I append the following tables showing the development of my own children down to date. Comparisons of the weight and height are possible in the cases of the two boys, and it will be noticed that both of these outstripped the average in height, although both of their parents and all four of their grandparents are short of stature, the tallest of these being only five feet and nine inches. Although Bernarr took on fat easily, we have always had greater trouble to keep Walden from getting fat than we have had with Bernarr. It will be noticed that, although Walden was the largest at birth and weighed the most at one year, yet he did not grow in height as rapidly as Bernarr.

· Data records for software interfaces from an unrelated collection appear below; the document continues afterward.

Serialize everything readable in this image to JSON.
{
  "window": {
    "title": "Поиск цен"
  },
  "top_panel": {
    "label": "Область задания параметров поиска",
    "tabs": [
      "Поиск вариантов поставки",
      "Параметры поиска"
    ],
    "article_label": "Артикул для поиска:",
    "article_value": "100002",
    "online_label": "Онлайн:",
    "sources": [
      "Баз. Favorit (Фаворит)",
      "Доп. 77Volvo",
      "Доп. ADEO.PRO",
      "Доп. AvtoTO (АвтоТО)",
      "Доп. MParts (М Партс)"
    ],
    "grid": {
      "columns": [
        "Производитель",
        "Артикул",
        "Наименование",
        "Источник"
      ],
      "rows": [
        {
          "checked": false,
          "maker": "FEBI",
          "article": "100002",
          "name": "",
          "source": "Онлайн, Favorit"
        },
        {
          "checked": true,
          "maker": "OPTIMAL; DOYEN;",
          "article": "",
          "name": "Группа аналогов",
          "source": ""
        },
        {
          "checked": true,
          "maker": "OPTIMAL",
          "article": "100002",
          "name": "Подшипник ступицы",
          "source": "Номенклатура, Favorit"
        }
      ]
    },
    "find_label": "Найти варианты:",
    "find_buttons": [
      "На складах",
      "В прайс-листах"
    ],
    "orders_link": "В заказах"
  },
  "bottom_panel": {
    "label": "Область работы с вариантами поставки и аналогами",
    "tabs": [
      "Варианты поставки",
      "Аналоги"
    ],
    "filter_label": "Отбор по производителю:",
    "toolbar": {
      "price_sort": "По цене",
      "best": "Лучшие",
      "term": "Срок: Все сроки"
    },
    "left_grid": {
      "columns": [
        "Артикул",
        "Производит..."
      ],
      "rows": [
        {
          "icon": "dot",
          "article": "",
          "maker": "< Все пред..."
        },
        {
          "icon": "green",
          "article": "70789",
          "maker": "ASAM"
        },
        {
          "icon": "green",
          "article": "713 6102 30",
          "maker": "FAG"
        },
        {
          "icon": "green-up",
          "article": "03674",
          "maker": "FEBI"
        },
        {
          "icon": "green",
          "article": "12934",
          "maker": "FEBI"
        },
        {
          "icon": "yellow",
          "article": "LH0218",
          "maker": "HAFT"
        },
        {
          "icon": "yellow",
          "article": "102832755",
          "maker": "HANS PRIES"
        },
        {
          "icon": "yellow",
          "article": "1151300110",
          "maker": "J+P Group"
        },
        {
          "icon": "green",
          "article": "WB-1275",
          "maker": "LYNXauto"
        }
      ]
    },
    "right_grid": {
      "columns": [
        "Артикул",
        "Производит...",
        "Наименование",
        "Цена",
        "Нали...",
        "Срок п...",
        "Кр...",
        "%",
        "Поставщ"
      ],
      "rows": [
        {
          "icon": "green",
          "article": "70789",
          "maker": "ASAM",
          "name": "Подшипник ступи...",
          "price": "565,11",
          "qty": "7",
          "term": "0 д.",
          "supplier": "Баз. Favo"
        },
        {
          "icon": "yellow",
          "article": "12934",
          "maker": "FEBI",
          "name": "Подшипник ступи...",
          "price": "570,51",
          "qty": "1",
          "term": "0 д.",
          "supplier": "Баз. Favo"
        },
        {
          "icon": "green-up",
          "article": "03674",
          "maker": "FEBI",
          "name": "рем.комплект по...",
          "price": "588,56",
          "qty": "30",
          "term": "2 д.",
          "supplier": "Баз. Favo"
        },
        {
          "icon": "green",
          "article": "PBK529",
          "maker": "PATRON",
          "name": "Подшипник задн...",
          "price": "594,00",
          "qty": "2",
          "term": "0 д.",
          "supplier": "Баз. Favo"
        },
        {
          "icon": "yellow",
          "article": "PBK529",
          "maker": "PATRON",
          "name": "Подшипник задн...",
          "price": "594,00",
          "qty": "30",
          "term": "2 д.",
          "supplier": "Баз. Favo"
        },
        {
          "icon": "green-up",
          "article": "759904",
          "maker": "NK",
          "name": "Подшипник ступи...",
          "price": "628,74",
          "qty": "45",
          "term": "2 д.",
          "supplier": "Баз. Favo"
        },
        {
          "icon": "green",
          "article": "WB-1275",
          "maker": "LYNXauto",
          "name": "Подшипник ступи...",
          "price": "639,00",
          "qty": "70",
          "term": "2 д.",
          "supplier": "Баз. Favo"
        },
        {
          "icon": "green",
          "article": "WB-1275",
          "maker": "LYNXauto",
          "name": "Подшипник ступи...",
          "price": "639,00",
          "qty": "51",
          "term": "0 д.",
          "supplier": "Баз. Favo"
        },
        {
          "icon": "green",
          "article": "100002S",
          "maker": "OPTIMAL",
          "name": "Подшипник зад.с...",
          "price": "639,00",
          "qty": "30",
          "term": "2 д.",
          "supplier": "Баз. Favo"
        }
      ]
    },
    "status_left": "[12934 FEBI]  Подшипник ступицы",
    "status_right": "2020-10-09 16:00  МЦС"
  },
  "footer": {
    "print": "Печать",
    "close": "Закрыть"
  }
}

All three of these children were too heavy at birth and this I was forced to overcome after birth.
|At Birth||20 inches||8-3/4 lbs.||13-1/2 inches|
|1 month||8-3/4 lbs.|

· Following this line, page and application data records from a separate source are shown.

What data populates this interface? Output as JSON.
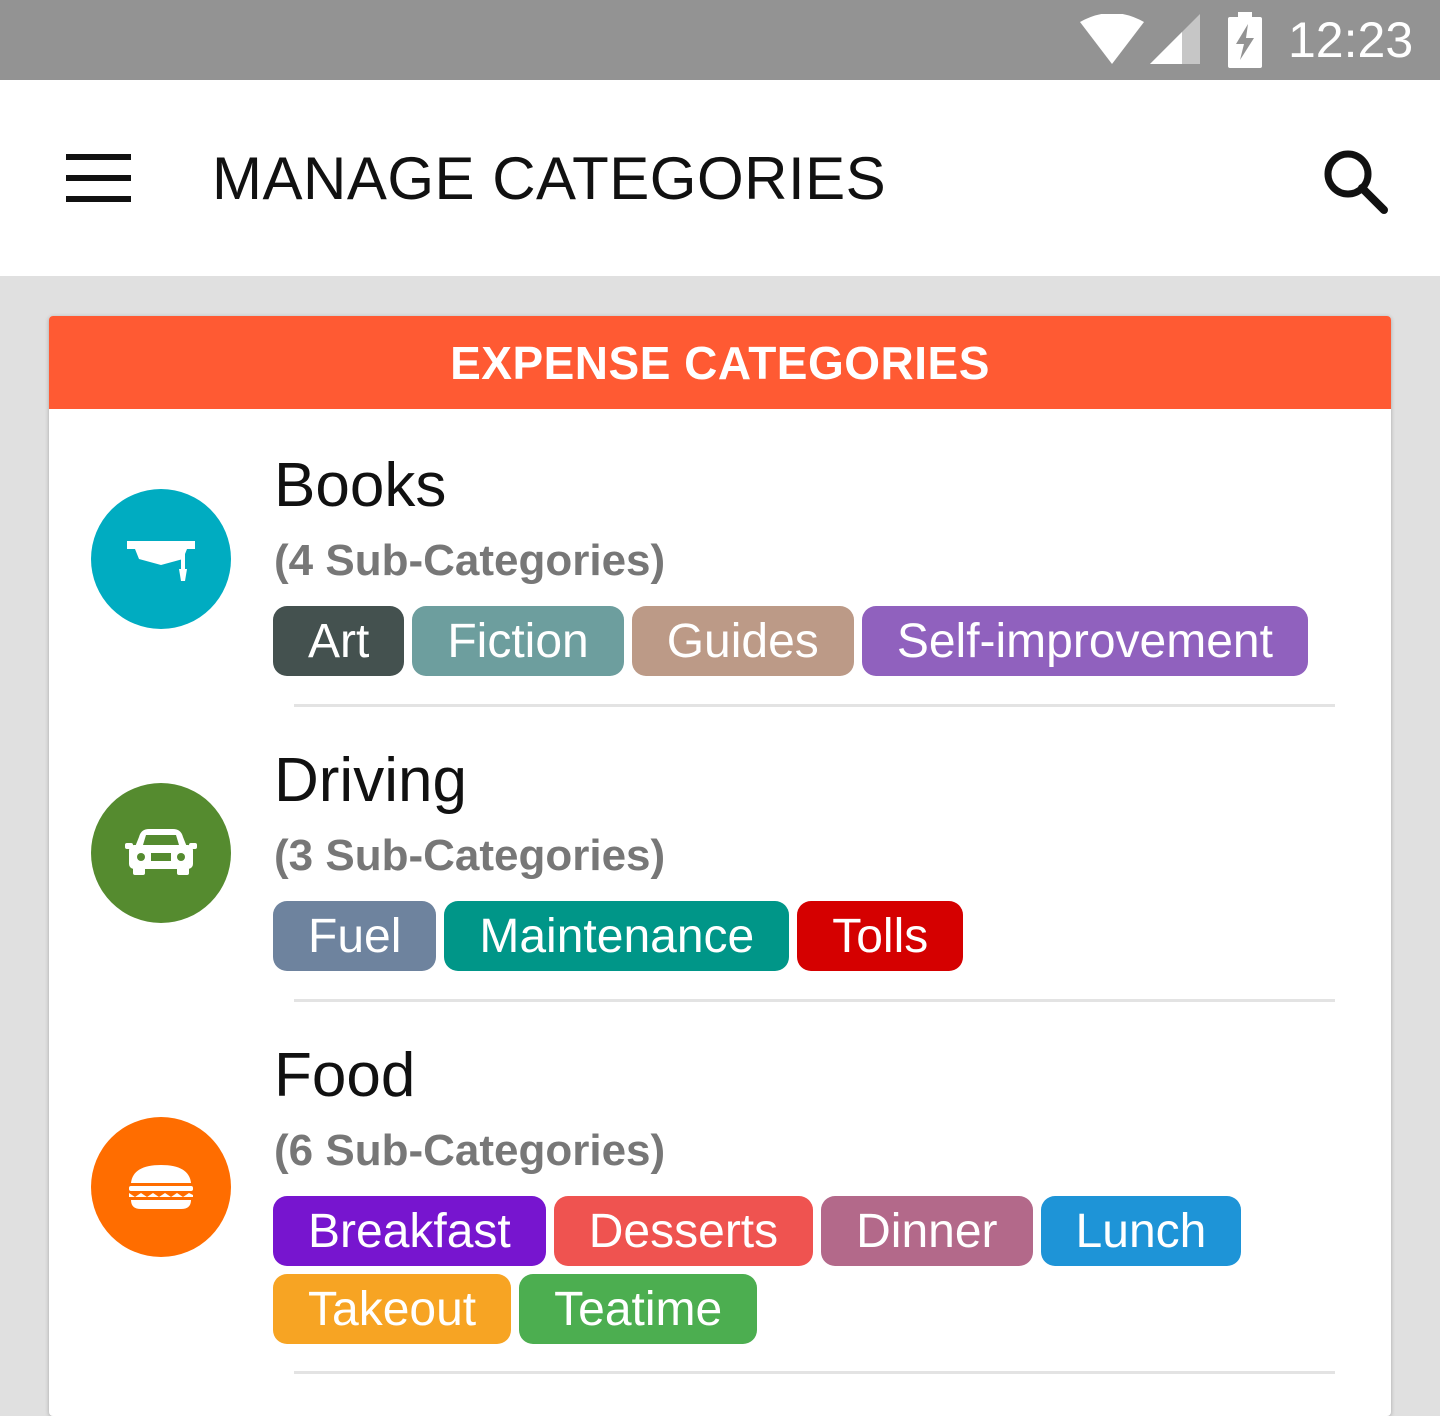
{
  "status_bar": {
    "time": "12:23",
    "icons": [
      "wifi-icon",
      "cell-signal-icon",
      "battery-charging-icon"
    ]
  },
  "app_bar": {
    "title": "MANAGE CATEGORIES",
    "menu_icon": "hamburger-menu-icon",
    "search_icon": "search-icon"
  },
  "card": {
    "header": "EXPENSE CATEGORIES",
    "header_color": "#ff5a33",
    "categories": [
      {
        "name": "Books",
        "count_text": "(4 Sub-Categories)",
        "icon": "graduation-cap-icon",
        "color": "#00acc1",
        "subcategories": [
          {
            "label": "Art",
            "color": "#44514f"
          },
          {
            "label": "Fiction",
            "color": "#6d9e9e"
          },
          {
            "label": "Guides",
            "color": "#bc9a87"
          },
          {
            "label": "Self-improvement",
            "color": "#9061be"
          }
        ]
      },
      {
        "name": "Driving",
        "count_text": "(3 Sub-Categories)",
        "icon": "car-icon",
        "color": "#558b2f",
        "subcategories": [
          {
            "label": "Fuel",
            "color": "#6e839e"
          },
          {
            "label": "Maintenance",
            "color": "#009688"
          },
          {
            "label": "Tolls",
            "color": "#d50000"
          }
        ]
      },
      {
        "name": "Food",
        "count_text": "(6 Sub-Categories)",
        "icon": "burger-icon",
        "color": "#ff6d00",
        "subcategories": [
          {
            "label": "Breakfast",
            "color": "#7715cf"
          },
          {
            "label": "Desserts",
            "color": "#ef5350"
          },
          {
            "label": "Dinner",
            "color": "#b3698a"
          },
          {
            "label": "Lunch",
            "color": "#1e94d7"
          },
          {
            "label": "Takeout",
            "color": "#f7a423"
          },
          {
            "label": "Teatime",
            "color": "#4cae50"
          }
        ]
      }
    ]
  }
}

|2 months||9 lbs.|
|3 months||24-1/2 inches||11 lbs.||15-5/8 inches|
|6 months||28 inches||15 lbs.||16-1/2 inches|
|1 year||30 inches||19-1/2 lbs.||18-1/4 inches||18-1/2 inches|
|2 years||35-1/2 inches||35 lbs.||22 inches||20-1/4 inches|
|3 years||39-1/4 inches||41 lbs.||22-1/2 inches||20-1/2 inches|
|4 years||42 inches||45 lbs.||23-1/4 inches||20-3/4 inches|
|5 years||45-1/2 inches||49-1/2 lbs.||24-1/2 inches||21 inches|
|6 years||47 inches||50 lbs.||25 nches||21 inches|
|At Birth||21-1/2 inches||9-1/2 lbs.||14 inches||14-1/2 inches|
|1 month||9-1/4 lbs.|
|2 months||11 lbs.|
|3 months||24 inches||14 lbs.||16 inches||16 inches|
|6 months||26-3/4 inches||18 lbs.||17-7/8 inches||16-3/4 inches|
|1 year||29-3/4 inches||20 lbs, 6-3/8 oz.||19-1/4 inches||18-1/2 inches|
|2 years||35-1/2 inches||33 lbs.||21 inches||19-3/8 inches|
|3 years||38-5/8 inches||41 lbs.||22-1/2 nches||20 inches|
|At Birth||19 inches||7 lbs.||12-1/2 inches||13-1/4 inches|
|1 week||7 lbs.|
|2 weeks||7-1/2 lbs.|
|3 weeks||8 lbs.|
|1 month||20 inches||8-1/4 lbs.||13-1/8 inches||14-1/8 inches|
|2 months||21-1/4 inches||10 lbs.||14-1/2 inches||15 inches|
|3 months||22-1/2 inches||11-1/4 lbs.||15-3/4 inches||15-5/8 inches|
|4 months||22-3/4 inches||12-3/4 lbs.||16-1/2 inches||16 inches|
|5 months||24-5/8 inches||14 lbs.||16-1/8 inches|
|6 months||25 inches||14-3/4 lbs.||16-3/4 inches||16-1/2 inches|
Relative to the rest of the body, the head is quite large at birth, being greater in circumference than the chest. This ratio changes as the child grows and develops. If he develops as he should, thc chest will be a little larger at one year than the head. Fat babies, if the fat is not discounted, may not do this.
The lack of symmetry of the head, due to its compression in labor, soon disappears. The soft spot at the back of the head closes at about six weeks. The fontanel, or soft place on the top of the head, closes at from sixteen to eighteen months. It may even close earlier in children of superior nourishment who get an abundance of sunshine.